What's not to like? Ask the Florida Office of Insurance Regulation, which suspects the company lacks sufficient funds to pay claims for its 3,000 members. OIR issued a suspension order Oct. 2, but it was  placed on hold when Ultimate invoked its right to a hearing. It can take months, sometimes years, for the hearing process to unfold.

Exchange Premiums to Rise 13%: State

Aug 4, 2014

Premiums for Floridians buying insurance on the Affordable Care Act marketplace will rise an average of 13 percent for next year, the Florida Office of Insurance Regulation said Monday.

Eight insurers with existing plans filed for premium increases for 2015, while three filed for rate cuts for individual plans purchased on Healthcare.gov.  There are three new carriers participating, the OIR said in a news release.

The number of health insurers willing to compete in the federally run Health Insurance Marketplace for Florida enrollees for 2015 has grown, according to forms filed with a state agency by Friday's deadline. One that stayed out last year, giant UnitedHealthcare, is among them.

Profits for Florida’s HMOs dropped sharply in 2013, with a nearly 31 percent reduction in combined profits, according to the South Florida Business Journal. The Florida Office of Insurance Regulation reported profits at $933.8 million in 2012 and $648 million in 2013.

The information posted by health insurers on a state website indicating they would not seek a rate increase for 2015 in Florida's individual market was "incorrect" and has been taken down, the Office of Insurance Regulation said late Tuesday afternoon.

Unfortunately, the false information came to light only after Health News Florida published an article on Tuesday with the headline: "No Rate Increase? Can It Be?"

The answer, it turns out, is no.

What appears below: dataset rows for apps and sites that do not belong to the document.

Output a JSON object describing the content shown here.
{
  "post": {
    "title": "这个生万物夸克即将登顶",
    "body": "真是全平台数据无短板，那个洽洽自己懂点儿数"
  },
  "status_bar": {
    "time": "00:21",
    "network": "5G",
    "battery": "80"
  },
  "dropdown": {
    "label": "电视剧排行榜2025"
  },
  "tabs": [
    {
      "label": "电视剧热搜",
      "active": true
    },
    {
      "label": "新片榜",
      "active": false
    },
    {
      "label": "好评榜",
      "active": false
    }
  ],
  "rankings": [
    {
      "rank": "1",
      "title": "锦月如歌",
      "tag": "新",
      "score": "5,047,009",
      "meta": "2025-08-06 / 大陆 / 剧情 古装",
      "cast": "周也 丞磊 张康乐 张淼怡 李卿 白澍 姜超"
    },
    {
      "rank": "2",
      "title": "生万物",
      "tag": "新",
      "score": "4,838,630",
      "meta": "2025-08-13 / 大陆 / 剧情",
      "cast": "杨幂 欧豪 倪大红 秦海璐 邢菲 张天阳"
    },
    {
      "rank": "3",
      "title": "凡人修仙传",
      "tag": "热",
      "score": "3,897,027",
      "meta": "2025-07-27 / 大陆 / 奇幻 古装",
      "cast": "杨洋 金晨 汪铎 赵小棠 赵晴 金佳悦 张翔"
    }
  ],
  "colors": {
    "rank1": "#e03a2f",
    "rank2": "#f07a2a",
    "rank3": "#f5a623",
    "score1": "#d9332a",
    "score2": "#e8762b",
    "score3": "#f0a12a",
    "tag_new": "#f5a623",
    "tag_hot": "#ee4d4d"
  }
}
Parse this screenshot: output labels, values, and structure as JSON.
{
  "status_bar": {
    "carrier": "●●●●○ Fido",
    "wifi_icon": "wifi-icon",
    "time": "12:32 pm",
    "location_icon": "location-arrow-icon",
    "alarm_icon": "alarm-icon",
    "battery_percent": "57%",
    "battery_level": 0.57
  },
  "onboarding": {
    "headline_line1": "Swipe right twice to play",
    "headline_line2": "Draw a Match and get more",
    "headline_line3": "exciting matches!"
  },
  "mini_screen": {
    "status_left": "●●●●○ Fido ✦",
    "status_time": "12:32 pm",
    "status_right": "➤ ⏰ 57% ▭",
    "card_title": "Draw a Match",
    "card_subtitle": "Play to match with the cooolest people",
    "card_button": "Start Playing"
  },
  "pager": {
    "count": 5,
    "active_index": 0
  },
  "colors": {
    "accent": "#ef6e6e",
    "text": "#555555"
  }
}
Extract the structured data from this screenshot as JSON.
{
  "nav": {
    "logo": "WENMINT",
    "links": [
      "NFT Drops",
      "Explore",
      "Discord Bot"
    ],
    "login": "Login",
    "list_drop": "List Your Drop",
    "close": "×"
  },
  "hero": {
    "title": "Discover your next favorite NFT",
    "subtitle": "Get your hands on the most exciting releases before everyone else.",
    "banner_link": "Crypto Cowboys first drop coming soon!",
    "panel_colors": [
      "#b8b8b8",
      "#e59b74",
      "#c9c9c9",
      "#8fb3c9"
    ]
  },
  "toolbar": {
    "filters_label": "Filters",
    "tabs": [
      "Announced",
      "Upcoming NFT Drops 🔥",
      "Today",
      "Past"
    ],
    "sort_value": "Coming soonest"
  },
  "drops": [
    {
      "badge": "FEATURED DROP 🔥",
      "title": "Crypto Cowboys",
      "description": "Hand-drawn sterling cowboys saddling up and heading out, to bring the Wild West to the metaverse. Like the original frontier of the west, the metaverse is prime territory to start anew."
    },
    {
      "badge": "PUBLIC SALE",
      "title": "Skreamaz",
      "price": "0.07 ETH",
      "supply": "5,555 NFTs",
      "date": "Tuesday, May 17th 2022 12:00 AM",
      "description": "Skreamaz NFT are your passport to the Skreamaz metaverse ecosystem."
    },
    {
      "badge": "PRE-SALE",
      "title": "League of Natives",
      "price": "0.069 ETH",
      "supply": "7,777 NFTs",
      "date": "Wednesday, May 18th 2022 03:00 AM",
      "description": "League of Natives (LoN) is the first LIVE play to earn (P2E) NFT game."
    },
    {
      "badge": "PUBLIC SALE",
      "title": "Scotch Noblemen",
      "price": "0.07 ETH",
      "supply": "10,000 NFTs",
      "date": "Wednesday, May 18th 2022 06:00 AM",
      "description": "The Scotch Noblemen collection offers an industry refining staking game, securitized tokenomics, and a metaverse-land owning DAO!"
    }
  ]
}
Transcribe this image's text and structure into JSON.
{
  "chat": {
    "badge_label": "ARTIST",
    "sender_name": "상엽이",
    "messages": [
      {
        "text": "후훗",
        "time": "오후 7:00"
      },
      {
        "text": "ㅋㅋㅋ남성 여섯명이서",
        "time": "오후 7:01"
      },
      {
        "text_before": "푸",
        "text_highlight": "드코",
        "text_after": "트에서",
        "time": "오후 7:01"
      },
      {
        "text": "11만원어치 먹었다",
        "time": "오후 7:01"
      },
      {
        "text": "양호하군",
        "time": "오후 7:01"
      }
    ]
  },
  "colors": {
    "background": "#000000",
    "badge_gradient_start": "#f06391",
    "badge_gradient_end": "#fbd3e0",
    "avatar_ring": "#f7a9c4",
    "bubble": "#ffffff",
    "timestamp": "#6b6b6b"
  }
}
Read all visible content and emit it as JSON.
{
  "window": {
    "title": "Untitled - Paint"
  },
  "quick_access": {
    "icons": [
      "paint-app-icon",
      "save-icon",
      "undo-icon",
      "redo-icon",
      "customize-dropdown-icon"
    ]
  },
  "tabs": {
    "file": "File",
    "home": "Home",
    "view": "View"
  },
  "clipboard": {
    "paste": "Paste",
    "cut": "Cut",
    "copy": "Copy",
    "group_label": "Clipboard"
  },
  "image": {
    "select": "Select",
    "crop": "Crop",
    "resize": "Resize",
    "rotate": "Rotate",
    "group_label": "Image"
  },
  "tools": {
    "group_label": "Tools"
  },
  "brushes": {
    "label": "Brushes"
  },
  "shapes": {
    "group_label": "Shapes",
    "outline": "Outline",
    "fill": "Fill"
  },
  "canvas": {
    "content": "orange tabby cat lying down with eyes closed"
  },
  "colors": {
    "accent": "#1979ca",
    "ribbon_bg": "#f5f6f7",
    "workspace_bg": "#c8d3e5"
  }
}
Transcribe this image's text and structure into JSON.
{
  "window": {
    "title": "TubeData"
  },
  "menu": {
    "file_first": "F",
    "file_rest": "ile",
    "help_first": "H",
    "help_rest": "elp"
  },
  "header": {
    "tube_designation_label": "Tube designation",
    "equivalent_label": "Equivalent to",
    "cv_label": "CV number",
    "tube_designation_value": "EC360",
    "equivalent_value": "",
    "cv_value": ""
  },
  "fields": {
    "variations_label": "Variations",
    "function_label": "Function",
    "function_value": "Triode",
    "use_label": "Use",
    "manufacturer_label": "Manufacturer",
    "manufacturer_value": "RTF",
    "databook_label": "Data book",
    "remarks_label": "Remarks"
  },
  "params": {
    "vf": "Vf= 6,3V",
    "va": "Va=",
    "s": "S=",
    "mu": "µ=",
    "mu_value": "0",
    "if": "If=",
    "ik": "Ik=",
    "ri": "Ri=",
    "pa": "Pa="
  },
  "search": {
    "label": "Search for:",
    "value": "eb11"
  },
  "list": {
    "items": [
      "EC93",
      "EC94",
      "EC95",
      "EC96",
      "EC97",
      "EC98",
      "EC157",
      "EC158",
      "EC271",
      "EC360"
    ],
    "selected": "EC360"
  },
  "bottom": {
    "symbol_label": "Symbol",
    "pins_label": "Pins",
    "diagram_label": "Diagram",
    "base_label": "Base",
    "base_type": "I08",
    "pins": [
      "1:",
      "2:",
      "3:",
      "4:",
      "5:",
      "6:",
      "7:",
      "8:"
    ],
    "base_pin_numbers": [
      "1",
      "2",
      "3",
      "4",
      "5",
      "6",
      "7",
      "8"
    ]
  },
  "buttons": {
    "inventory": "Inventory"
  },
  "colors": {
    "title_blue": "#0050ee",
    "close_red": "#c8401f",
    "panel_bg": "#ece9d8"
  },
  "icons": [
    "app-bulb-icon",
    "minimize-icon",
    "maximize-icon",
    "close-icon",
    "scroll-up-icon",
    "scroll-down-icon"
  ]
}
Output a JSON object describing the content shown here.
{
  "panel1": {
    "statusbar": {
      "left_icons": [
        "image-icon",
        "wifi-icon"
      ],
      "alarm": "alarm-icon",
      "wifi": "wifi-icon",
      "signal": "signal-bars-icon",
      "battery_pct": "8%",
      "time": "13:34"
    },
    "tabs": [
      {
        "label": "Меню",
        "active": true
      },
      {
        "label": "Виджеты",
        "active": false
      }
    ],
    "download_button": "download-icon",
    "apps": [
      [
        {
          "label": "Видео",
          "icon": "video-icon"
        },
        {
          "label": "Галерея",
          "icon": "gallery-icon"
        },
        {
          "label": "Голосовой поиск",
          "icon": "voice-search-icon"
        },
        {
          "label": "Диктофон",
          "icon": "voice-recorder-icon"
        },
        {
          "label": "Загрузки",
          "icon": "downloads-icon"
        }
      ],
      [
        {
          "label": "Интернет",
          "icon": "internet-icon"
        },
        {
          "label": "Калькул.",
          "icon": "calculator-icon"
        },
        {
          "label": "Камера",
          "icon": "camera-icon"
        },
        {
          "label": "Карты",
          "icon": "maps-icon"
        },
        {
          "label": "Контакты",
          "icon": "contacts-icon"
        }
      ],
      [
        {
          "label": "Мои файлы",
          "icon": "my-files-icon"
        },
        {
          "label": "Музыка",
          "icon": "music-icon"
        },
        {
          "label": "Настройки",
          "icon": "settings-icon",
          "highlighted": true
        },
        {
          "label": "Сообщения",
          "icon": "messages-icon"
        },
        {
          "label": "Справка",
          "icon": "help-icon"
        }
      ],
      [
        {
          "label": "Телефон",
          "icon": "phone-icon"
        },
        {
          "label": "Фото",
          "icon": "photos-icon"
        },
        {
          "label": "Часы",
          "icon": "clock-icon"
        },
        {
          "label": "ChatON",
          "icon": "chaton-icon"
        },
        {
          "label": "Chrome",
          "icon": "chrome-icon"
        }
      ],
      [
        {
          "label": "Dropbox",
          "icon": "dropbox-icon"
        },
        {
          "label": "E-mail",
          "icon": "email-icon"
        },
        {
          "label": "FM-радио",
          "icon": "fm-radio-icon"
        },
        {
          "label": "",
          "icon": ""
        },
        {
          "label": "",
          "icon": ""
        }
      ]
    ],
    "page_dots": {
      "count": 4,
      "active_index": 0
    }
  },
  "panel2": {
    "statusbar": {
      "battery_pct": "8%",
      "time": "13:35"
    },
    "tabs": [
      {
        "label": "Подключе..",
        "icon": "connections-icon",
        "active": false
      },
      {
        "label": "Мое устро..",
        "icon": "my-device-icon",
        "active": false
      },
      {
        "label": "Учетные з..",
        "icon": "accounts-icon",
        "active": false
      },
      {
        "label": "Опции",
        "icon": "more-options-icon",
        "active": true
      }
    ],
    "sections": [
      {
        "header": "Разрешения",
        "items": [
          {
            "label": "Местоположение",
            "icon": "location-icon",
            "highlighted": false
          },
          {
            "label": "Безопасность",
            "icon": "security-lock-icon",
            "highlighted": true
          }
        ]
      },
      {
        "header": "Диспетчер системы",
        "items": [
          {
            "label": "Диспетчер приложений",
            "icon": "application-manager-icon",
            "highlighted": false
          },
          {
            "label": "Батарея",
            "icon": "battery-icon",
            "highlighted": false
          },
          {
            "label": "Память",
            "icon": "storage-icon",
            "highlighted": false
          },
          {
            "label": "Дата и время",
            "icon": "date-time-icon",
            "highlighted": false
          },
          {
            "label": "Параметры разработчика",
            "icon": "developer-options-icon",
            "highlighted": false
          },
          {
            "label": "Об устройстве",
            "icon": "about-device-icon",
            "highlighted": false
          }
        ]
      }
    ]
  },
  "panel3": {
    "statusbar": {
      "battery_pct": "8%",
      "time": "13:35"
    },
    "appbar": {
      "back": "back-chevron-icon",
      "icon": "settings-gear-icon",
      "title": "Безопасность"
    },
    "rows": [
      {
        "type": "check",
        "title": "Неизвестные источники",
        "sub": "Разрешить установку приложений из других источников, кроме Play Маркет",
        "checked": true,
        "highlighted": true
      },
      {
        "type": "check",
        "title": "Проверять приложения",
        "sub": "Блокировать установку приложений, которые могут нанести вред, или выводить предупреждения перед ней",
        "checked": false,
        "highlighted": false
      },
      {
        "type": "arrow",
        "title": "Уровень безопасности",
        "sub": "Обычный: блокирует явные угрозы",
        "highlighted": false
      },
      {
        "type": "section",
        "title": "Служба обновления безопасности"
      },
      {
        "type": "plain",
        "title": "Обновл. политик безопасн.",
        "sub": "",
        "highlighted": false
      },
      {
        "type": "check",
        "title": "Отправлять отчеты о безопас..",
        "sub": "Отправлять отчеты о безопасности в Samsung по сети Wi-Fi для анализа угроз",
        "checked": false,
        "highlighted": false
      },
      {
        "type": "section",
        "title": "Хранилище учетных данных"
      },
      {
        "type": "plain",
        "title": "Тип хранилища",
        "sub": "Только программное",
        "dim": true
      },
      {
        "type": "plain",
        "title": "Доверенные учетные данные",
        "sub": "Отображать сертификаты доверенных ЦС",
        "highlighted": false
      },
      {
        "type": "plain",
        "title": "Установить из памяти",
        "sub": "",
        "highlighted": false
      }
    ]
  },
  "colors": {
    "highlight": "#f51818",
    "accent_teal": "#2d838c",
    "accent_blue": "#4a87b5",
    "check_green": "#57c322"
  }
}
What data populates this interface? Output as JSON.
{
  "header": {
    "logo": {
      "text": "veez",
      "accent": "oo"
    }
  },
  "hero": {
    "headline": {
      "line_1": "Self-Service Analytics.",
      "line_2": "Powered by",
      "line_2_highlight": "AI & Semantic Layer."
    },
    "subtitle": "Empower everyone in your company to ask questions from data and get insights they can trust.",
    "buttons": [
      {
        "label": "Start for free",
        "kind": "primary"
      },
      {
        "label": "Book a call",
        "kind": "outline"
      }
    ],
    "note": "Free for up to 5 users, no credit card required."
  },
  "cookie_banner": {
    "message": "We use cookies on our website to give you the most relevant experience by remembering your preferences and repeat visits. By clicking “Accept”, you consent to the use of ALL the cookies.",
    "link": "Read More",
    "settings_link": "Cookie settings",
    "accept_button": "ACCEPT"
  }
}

Floridians who will be shopping for health insurance on the new online marketplace might not know what companies they can choose from until the exchanges officially open on Oct. 1, the Orlando Sentinel reports. The Florida Office of Insurance Regulation says it will sign off on the companies by the time the exchanges go online, but it likely won’t be sooner.

Amid promises from Florida’s largest insurer that it won’t sell company stock to outsiders unless it absolutely has to, and after having a chat with Florida Blue lobbyist Paul Sanborn, state regulators approved Florida Blue’s request to reorganize, the Florida Times-Union reports.


The state of Florida has not exactly been warm and welcoming to the Affordable Care Act (ACA) -- better known as Obamacare.  

The Florida Center for Fiscal and Economic Policy has released an issue brief that says the Florida Office of Insurance Regulation is trying to mislead Floridians about the likely impact of the Affordable Care Act on insurance rates.

Two big changes are coming to the individual market, where consumers pay their own way without help from employers. 

The first: Companies can no longer screen out customers who may have health risks, or exclude coverage for certain conditions or body parts.

The second follows from the first: Premiums will go up sharply for those who buy their own policies, about 30 to 40 percent.

Insurance Commissioner Kevin McCarty is holding a public hearing today to discuss next year's health insurance rates, which are expected to climb sharply in the individual-purchase market. The public hearing is being televised and live-streamed by The Florida Channel today at 1 p.m., according to a release from the Office of Insurance Regulation.

Only a small fraction of Floridians are in the individual market.  Most insured Floridians -- aside from the millions enrolled in Medicare or Medicaid -- are covered by their employers as a large group (more than 50).